Key Points
  • The competition to deliver "hyperloops" - super-fast, ground-based transportation systems, is heating up.
  • Hyperloop Transportation Technologies and Virgin Hyperloop One are going head-to-head in the Middle East.
  • HTT's chairman said it owned the name "hyperloop."
No set plans for Hyperloop TT to link Abu Dhabi and Dubai
No set plans for Hyperloop TT to link Abu Dhabi and Dubai

The competition between hyperloop developers in the Middle East is heating up, with the two main operators — Hyperloop Transportation Technologies (HTT) and Virgin Hyperloop One — sniping over the use of the name "hyperloop" and territorial ambitions.

The chairman of HTT told CNBC that his company "owns" the brand name '"hyperloop" — the name given to a super-fast, ground-based transportation system, a concept of Tesla founder Elon Musk.

"We are the original hyperloop, we own the brand hyperloop," Bibop Gresta told's "Capital Connection on Monday."

"We are focused on passengers," he said. "We are the first company that actually brings this technology to reality, and we are building the first commercial line in Abu Dhabi."

HTT is among several companies developing the hyperloop. The system works by propelling pods through a large tube, using magnets, at speeds of up to 750 miles per hour.

HTT wants to build a high-speed transportation system in the Middle East that can reduce the travel time between cities like Dubai, Abu Dhabi and Saudi Arabia.

Bibop Gresta, chairman of Hyperloop Transportation Technologies.
John Macdougall | AFP | Getty Images

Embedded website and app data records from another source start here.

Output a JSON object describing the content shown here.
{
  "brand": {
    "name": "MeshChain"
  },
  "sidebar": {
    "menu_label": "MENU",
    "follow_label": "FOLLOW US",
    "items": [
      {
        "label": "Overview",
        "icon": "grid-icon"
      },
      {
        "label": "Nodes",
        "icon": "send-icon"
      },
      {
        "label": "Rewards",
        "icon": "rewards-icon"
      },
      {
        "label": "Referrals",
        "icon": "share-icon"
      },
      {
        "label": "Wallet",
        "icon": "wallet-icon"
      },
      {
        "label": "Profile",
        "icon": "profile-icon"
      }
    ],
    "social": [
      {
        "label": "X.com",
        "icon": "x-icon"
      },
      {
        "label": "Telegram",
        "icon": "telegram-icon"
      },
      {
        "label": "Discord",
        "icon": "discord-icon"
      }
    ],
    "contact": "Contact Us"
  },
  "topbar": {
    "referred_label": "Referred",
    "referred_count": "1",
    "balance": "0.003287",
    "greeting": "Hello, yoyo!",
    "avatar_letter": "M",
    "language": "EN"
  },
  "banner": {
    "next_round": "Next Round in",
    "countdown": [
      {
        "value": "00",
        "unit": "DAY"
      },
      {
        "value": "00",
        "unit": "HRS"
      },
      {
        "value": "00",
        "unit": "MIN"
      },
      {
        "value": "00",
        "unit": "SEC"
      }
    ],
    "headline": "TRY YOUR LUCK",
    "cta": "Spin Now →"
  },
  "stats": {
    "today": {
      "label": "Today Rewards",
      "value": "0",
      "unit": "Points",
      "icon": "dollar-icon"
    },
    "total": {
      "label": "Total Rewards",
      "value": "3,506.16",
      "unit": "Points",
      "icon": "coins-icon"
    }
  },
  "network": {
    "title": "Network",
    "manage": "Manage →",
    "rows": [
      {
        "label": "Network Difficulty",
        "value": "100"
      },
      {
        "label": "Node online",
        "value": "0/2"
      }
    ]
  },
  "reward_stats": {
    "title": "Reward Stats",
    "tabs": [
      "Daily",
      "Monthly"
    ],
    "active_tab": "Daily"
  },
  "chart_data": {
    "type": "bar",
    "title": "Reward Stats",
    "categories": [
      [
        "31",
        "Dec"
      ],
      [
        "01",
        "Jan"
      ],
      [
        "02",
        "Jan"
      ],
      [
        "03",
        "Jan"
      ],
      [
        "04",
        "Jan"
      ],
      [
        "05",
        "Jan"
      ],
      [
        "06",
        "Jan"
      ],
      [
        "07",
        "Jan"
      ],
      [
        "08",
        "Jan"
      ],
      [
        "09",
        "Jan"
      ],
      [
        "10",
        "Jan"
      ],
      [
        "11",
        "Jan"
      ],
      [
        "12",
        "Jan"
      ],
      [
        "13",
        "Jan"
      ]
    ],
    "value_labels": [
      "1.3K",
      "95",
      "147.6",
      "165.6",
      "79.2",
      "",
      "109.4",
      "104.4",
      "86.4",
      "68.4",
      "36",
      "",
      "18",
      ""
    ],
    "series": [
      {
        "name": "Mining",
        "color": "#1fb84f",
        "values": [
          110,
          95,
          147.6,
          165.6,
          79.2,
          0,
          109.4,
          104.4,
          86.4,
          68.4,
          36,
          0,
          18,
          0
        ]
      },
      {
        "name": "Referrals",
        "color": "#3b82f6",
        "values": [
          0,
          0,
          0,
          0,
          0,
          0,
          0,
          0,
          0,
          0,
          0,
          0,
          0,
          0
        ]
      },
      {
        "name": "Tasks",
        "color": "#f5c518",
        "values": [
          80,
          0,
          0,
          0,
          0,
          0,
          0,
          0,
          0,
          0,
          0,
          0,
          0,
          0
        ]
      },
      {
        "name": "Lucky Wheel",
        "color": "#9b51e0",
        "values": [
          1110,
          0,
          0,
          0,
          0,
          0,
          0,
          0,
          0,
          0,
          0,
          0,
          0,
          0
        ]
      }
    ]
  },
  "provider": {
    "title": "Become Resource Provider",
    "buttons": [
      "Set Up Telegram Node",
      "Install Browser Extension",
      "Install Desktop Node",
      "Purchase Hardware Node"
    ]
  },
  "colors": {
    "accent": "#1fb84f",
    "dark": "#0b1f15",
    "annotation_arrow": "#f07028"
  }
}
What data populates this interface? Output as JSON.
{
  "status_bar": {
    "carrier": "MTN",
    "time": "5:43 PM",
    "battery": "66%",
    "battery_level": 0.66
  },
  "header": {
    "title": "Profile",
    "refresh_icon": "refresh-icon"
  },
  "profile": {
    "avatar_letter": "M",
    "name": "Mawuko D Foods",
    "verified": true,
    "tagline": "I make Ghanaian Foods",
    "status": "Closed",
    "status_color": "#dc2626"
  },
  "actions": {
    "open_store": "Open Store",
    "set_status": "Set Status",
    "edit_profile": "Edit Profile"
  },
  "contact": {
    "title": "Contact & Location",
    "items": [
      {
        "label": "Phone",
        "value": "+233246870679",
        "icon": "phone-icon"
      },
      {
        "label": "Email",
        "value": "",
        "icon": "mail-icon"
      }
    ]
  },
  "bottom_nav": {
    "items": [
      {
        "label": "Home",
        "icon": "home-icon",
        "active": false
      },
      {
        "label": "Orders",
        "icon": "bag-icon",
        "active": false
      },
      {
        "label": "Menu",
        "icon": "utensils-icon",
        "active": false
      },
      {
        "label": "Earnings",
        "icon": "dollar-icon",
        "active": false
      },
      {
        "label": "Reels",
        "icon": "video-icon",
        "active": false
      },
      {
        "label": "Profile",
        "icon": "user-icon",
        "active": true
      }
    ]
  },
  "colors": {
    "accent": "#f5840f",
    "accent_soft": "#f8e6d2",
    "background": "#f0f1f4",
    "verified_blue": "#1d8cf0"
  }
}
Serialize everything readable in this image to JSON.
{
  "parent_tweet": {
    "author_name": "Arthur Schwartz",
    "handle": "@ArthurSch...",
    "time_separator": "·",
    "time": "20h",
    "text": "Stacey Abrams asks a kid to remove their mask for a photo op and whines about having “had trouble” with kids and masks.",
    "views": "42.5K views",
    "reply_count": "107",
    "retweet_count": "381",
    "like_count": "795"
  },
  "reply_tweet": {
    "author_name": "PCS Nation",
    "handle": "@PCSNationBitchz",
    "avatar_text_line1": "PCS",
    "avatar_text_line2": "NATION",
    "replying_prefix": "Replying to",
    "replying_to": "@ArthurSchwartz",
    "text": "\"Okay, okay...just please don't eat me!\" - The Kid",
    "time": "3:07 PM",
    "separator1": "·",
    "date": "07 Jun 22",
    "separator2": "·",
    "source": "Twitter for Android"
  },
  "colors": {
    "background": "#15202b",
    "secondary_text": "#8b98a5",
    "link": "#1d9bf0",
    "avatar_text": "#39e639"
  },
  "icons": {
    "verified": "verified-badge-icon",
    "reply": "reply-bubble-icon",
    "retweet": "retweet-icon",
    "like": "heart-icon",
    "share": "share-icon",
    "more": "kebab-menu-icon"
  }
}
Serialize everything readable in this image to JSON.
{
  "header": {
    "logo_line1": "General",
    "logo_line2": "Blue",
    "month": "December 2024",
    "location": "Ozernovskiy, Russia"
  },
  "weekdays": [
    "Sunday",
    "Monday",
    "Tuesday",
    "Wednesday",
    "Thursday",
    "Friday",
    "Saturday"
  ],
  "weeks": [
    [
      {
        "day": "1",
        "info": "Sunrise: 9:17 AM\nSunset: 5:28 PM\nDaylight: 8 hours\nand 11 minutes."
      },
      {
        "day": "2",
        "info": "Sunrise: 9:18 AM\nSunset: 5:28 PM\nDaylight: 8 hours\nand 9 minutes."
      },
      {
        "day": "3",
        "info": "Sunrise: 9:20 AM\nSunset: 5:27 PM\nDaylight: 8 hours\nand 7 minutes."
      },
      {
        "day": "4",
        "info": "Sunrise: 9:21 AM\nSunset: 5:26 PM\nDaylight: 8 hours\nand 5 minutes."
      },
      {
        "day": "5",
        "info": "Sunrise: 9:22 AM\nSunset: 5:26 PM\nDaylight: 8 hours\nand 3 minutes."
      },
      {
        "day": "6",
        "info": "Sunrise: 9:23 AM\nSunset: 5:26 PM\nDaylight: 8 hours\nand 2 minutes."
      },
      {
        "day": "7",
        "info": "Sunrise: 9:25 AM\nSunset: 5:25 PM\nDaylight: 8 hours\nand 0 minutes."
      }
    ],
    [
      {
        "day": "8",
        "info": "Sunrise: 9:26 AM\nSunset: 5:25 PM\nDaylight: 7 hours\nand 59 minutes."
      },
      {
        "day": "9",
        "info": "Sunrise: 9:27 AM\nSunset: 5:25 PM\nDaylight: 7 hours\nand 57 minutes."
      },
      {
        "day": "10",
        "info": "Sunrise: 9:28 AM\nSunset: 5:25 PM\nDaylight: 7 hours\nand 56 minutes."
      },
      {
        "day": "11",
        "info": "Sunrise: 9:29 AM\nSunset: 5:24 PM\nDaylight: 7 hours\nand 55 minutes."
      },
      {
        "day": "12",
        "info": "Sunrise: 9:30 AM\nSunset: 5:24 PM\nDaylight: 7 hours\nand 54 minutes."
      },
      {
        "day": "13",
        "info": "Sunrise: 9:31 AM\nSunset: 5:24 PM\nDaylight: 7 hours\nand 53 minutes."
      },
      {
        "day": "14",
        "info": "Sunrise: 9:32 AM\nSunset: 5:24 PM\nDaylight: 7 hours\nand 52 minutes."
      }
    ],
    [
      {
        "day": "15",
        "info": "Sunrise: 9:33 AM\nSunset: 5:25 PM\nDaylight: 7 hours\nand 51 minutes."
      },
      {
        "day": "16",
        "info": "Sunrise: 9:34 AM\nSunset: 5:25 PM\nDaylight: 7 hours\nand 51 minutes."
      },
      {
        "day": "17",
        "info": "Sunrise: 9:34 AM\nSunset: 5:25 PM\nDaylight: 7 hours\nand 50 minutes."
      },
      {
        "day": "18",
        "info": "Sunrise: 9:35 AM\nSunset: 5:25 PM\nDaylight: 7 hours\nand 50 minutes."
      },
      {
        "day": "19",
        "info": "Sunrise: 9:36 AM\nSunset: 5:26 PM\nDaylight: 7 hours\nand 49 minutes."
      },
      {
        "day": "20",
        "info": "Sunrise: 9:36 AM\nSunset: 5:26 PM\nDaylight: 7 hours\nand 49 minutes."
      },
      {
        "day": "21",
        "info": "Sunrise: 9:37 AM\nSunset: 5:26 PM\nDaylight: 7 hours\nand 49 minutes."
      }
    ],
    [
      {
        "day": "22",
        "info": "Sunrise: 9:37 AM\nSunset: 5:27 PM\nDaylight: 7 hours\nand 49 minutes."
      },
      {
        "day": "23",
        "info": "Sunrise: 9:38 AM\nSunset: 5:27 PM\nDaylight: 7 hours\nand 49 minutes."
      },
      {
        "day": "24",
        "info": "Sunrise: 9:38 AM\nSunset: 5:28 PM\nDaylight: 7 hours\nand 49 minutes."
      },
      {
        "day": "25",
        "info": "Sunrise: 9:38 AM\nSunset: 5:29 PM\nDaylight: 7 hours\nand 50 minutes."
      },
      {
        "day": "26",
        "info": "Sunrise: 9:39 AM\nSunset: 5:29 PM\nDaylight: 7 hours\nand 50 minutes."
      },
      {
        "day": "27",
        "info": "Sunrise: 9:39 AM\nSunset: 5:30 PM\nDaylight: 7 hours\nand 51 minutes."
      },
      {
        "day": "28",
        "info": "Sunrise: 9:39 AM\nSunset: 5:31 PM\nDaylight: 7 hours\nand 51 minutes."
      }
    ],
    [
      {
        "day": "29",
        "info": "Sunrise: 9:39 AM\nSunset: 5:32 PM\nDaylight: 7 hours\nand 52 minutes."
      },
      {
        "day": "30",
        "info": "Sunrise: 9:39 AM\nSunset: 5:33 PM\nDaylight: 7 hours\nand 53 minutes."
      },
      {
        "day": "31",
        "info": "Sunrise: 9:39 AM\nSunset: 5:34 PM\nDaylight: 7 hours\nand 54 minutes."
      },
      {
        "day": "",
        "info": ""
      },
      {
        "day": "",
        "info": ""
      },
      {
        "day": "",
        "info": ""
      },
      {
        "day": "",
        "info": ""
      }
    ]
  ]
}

In the Middle East, HTT's main competition comes from Virgin Hyperloop One and the pressure is on to see who can deliver a functioning system first.

Gresta told CNBC this month that HTT was about to start building a hyperloop track in Abu Dhabi with the aim of having it operational by 2020.

Meanwhile, Virgin Group CEO Richard Branson told CNBC on Sunday that he wants to see his company's hyperloop operational in the next two to three year. He said he sees the system connecting cities and countries around the world.

Virgin and Dubai-based port operator DP World also announced plans to transport cargo using the system.

HTT's Gresta said that he was happy that Virgin had "dropped the hyperloop name" but Branson suggested to CNBC over the weekend that a decision on the name had not yet been reached, saying "whether we actually keep the name hyperloop is something we are questioning because I think this company (Virgin Hyperloop One) is way ahead of all the others."


HTT has already started construction work on its hyperloop in Abu Dhabi, although its plans to expand the line to connect to other cities, such as Dubai, are uncertain for now.

The Dubai Roads and Transport Authority (RTA) appeared to pour cold water on HTT at the weekend, appearing to dismiss "the validity" of plans — that it said were from HTT — to connect airports in Abu Dhabi and Dubai.


But HTT's Gresta said his company was not yet talking about developing that link.

"We were not the company that was talking about this line," he said.

"Right now, we are building a commercial line in Abu Dhabi and we have an amazing relationship with the government there, we would be happy, in the future, to expand this line after connecting Abu Dhabi, to the other emirates and we would be happy to talk to RTA about this," he said.

Asked if HTT had spoken to the RTA yet, Gresta said HTT had been focused on completing its feasibility study that it had developed with the Abu Dhabi government and was now in Phase Two - the implementation of the system - of construction work in collaboration with Aldar.

"In the future we would be happy to expand this conversation but there is nothing concrete happening right now between the two emirates.